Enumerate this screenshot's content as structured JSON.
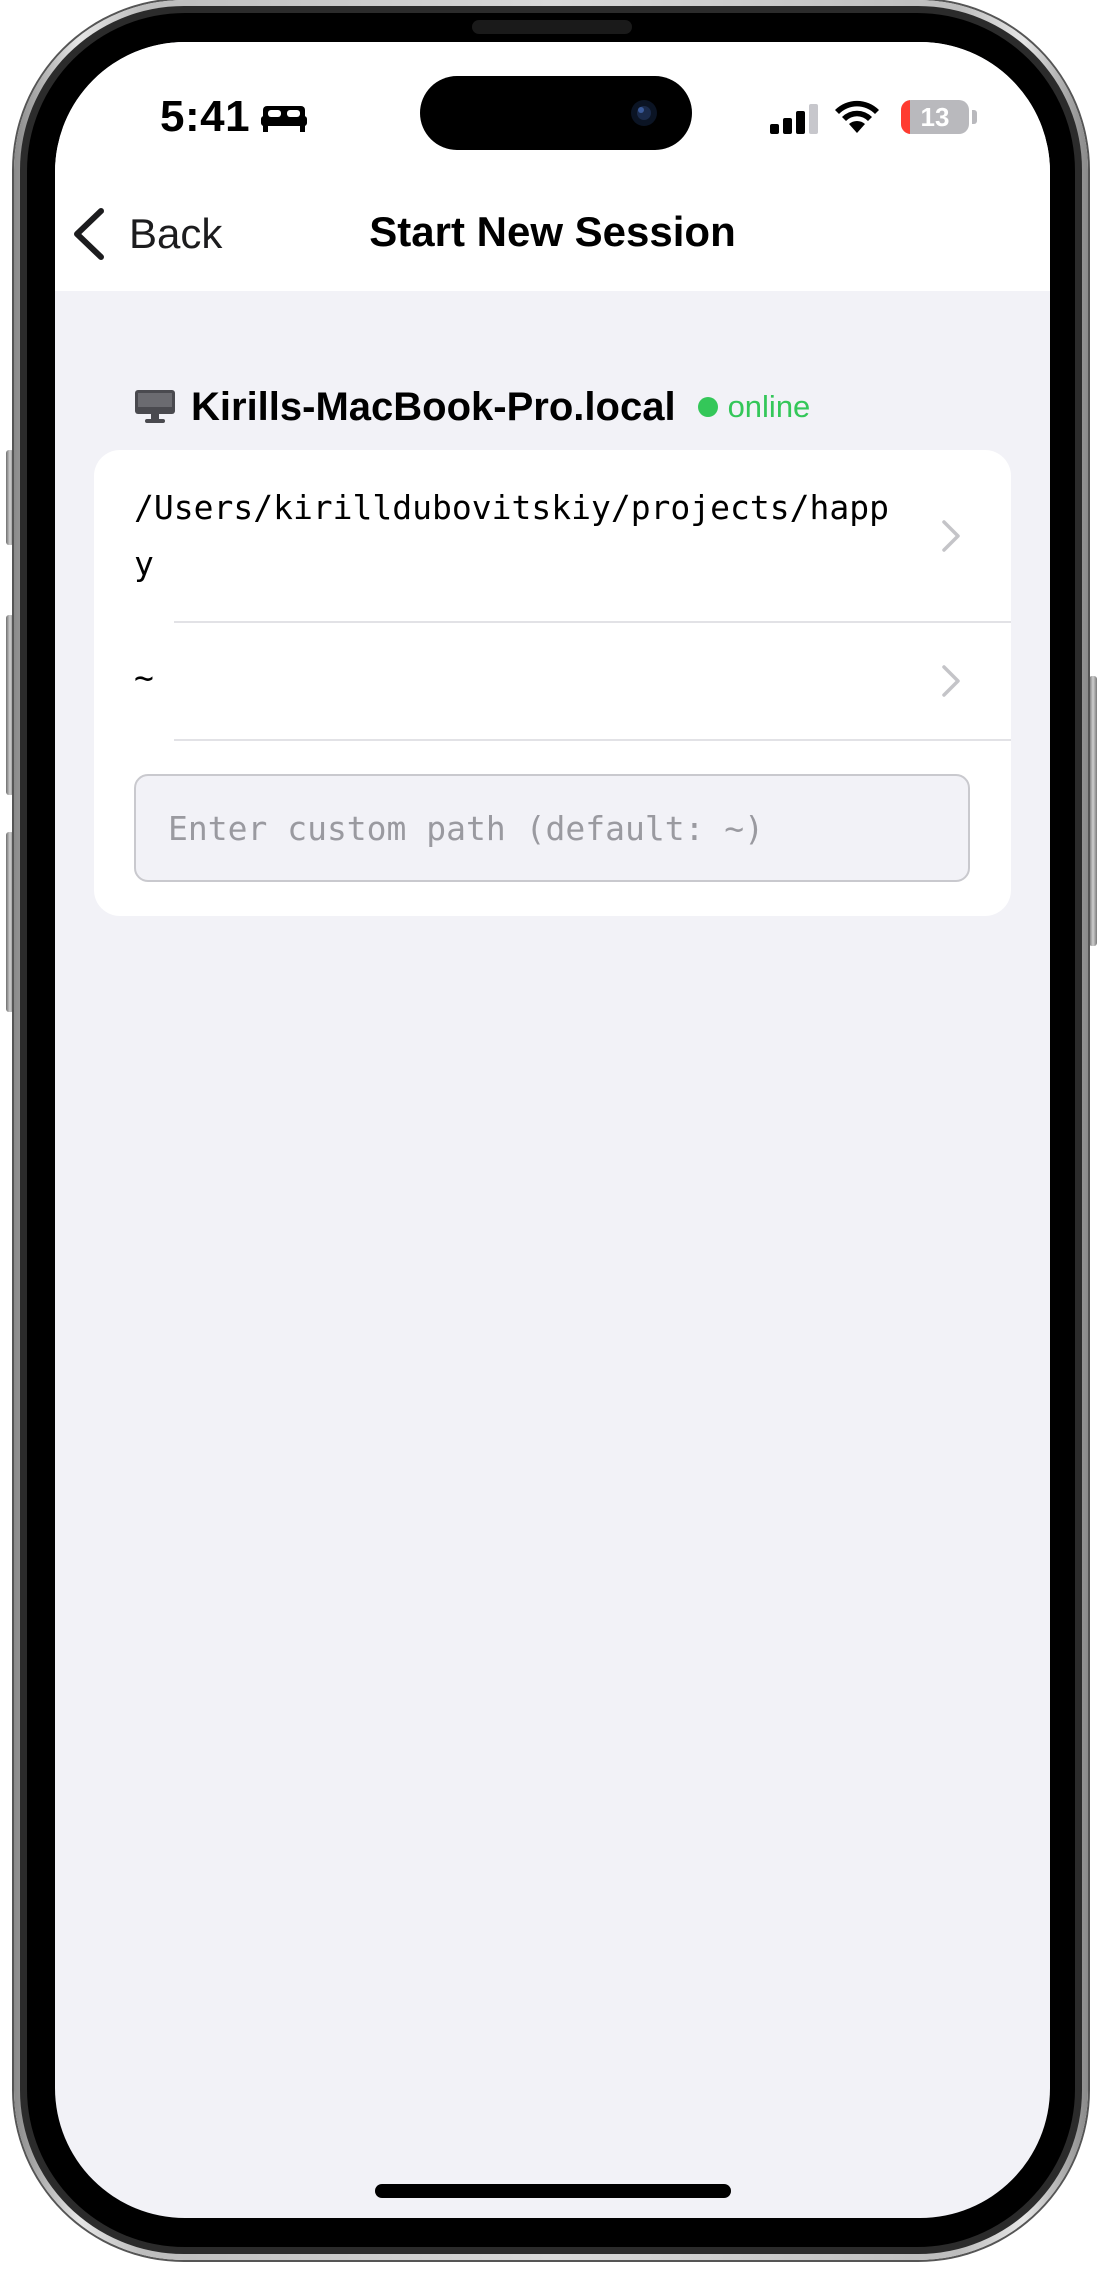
{
  "status_bar": {
    "time": "5:41",
    "focus_icon": "bed-icon",
    "battery_level": "13",
    "battery_fraction": 0.13,
    "icons": [
      "signal-icon",
      "wifi-icon",
      "battery-icon"
    ]
  },
  "nav": {
    "back_label": "Back",
    "title": "Start New Session"
  },
  "machine": {
    "icon": "monitor-icon",
    "name": "Kirills-MacBook-Pro.local",
    "status": "online",
    "status_color": "#34c759"
  },
  "paths": [
    {
      "path": "/Users/kirilldubovitskiy/projects/happy"
    },
    {
      "path": "~"
    }
  ],
  "custom_path": {
    "placeholder": "Enter custom path (default: ~)",
    "value": ""
  },
  "colors": {
    "background": "#f2f2f7",
    "card": "#ffffff",
    "accent_online": "#34c759",
    "battery_low": "#ff3b30"
  }
}
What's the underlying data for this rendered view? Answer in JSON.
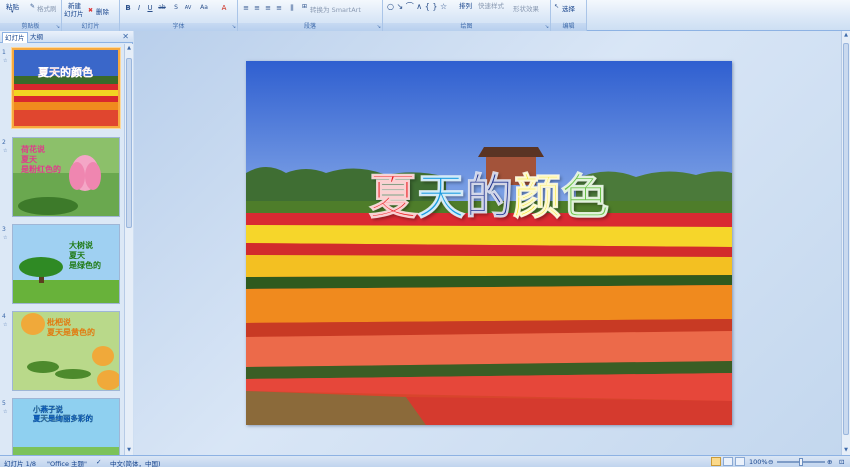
{
  "ribbon": {
    "clipboard": {
      "paste": "粘贴",
      "format_painter": "格式刷",
      "label": "剪贴板"
    },
    "slides": {
      "new_slide_line1": "新建",
      "new_slide_line2": "幻灯片",
      "delete": "删除",
      "label": "幻灯片"
    },
    "font": {
      "label": "字体"
    },
    "paragraph": {
      "smartart": "转换为 SmartArt",
      "label": "段落"
    },
    "drawing": {
      "arrange": "排列",
      "quick_styles": "快速样式",
      "shape_effects": "形状效果",
      "label": "绘图"
    },
    "editing": {
      "select": "选择",
      "label": "编辑"
    }
  },
  "pane": {
    "tab_slides": "幻灯片",
    "tab_outline": "大纲",
    "close": "✕",
    "thumbnails": [
      {
        "num": "1",
        "title": "夏天的颜色"
      },
      {
        "num": "2",
        "text": "荷花说\n夏天\n是粉红色的"
      },
      {
        "num": "3",
        "text": "大树说\n夏天\n是绿色的"
      },
      {
        "num": "4",
        "text": "枇杷说\n夏天是黄色的"
      },
      {
        "num": "5",
        "text": "小燕子说\n夏天是绚丽多彩的"
      }
    ]
  },
  "slide": {
    "title_chars": [
      "夏",
      "天",
      "的",
      "颜",
      "色"
    ],
    "title_colors": [
      "#e8171c",
      "#1a9be0",
      "#1b2f8c",
      "#f4e21a",
      "#6cc24a"
    ]
  },
  "status": {
    "slide_info": "幻灯片 1/8",
    "theme": "\"Office 主题\"",
    "language": "中文(简体，中国)",
    "zoom": "100%"
  },
  "colors": {
    "accent": "#f7a93e",
    "ribbon": "#dbe8f7",
    "text": "#15428b"
  }
}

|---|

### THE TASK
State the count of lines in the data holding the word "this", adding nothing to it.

### WRITTEN SOLUTION
2